Updated: Nov 12, 2020
Khan* is a 25 years old journalist from Kabul, Afghanistan who left Greece after being rejected on his asylum claim. He describes some of his journey in the following extract as he travelled from Greece to Italy via Macedonia, Serbia, Bosnia, Croatia and Slovenia to eventually get to his brother in Holland.
“He was reciting phrases from the Quran, flailing his arms around, talking to himself and his eyes looked wild. I think this journey had made him lose his mind.”
People Sleep Outside in Tuzla. This is One of the First Hotspots for Displaced People Arrivals in Bosnia & Herzegovina.
“When we went on ‘the game’ to try and reach Italy from Bosnia & Herzegovina. Twenty-five people left together and only five made it. We lost people on the way and some were sick or injured in the jungle and we were unable to wait for them. Some were caught by police and deported back to Bihac which is on the Bosnia & Herzegovina – Croatia border.”
Khan tells us how the authorities had mercilessly beaten him and his friends. He talks about having all his belongings – money, clothes, mobile phone and even the shoes on his feet being taken off him by police officers. In other incidents people on the same journey were robbed at knife point by thieves who target these travelling groups. “Sometimes there was no food or water,” he says, “we had no choice but to drink from dirty puddles and streams and eat leaves from trees.”
“Families and children are also on this journey.”

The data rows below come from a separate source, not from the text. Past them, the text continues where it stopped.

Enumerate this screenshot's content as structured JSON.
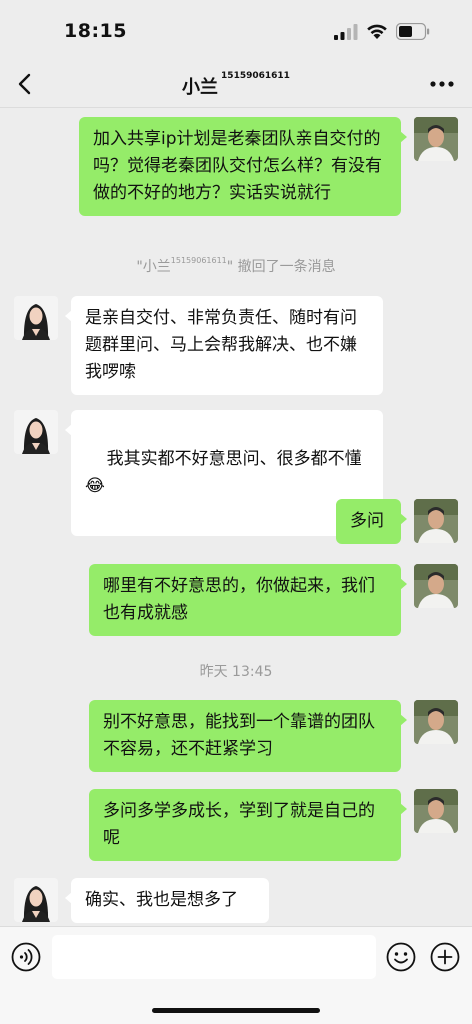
{
  "status_bar": {
    "time": "18:15"
  },
  "header": {
    "contact_name": "小兰",
    "contact_phone": "15159061611"
  },
  "messages": [
    {
      "id": "m1",
      "direction": "out",
      "text": "加入共享ip计划是老秦团队亲自交付的吗？觉得老秦团队交付怎么样？有没有做的不好的地方？实话实说就行"
    },
    {
      "id": "s1",
      "type": "system",
      "quote_open": "\"小兰",
      "phone": "15159061611",
      "suffix": "\" 撤回了一条消息"
    },
    {
      "id": "m2",
      "direction": "in",
      "text": "是亲自交付、非常负责任、随时有问题群里问、马上会帮我解决、也不嫌我啰嗦"
    },
    {
      "id": "m3",
      "direction": "in",
      "text": "我其实都不好意思问、很多都不懂",
      "emoji": "😂"
    },
    {
      "id": "m4",
      "direction": "out",
      "text": "多问"
    },
    {
      "id": "m5",
      "direction": "out",
      "text": "哪里有不好意思的，你做起来，我们也有成就感"
    },
    {
      "id": "t1",
      "type": "timestamp",
      "text": "昨天 13:45"
    },
    {
      "id": "m6",
      "direction": "out",
      "text": "别不好意思，能找到一个靠谱的团队不容易，还不赶紧学习"
    },
    {
      "id": "m7",
      "direction": "out",
      "text": "多问多学多成长，学到了就是自己的呢"
    },
    {
      "id": "m8",
      "direction": "in",
      "text": "确实、我也是想多了"
    }
  ],
  "input": {
    "placeholder": ""
  },
  "icons": {
    "back": "chevron-left-icon",
    "more": "more-horizontal-icon",
    "voice": "voice-icon",
    "emoji": "emoji-icon",
    "plus": "plus-icon"
  },
  "colors": {
    "background": "#ededed",
    "outgoing_bubble": "#95ec69",
    "incoming_bubble": "#ffffff",
    "system_text": "#9a9a9a"
  }
}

“We are forced into lorries and containers where we can’t breathe.”
“We jump onto running trains or hold onto the bottom of trucks risking our lives, but we have no other options.”
A Family from Syria Travelling the Balkan Route. Photo Credit : Guevara Nabi
“This journey is ruthless, and you can only look after yourself. Friends leave friends and even brothers are forced to leave brothers behind.”
Khan then described what sounded like a post-apocalyptic movie where survivors wander around looking for other people and shelter. Sometimes, they find other ‘survivors’ from before and other times they encounter hostility.
Khan went on to say: “I saw a man from Pakistan go crazy. He was with us at the beginning and then we lost him. Ten days later when I had almost reached Italy, I suddenly saw him again. I was all alone. Once we got to the border I had fallen and hurt my back in the jungle and the others were forced to leave me.”
Khan found a lone house after walking for a long time and a lady helped him by giving him food and water whilst letting him sleep in the garden as his phone was being charged.
Suddenly the Pakistani man appeared again.
“He was reciting phrases from the Quran, flailing his arms around, talking to himself and his eyes looked wild. I think this journey had made him lose his mind,” says Khan.
“He was normal when I met him at the beginning, and now, he seemed insane.”
Can you imagine being in a situation so desperate you have to leave your friend or your own sibling behind?
‘The game’ is a term used by people trying to cross borders to go to other countries seeking safety and a better life, in Western Europe.
As smugglers exploit these people and our world leaders and authorities let them down, people are forced to starve and drink dirty water along dangerous routes. After being beaten by border police, their bodies laden with injuries/pain and their minds which are now traumatised for life – this is a bitter reminder that people with no choosing, really are part of a lethal game. A deadly game of chess played by the world where innocent people are no longer humans but pawns.
*Names changed to protect identity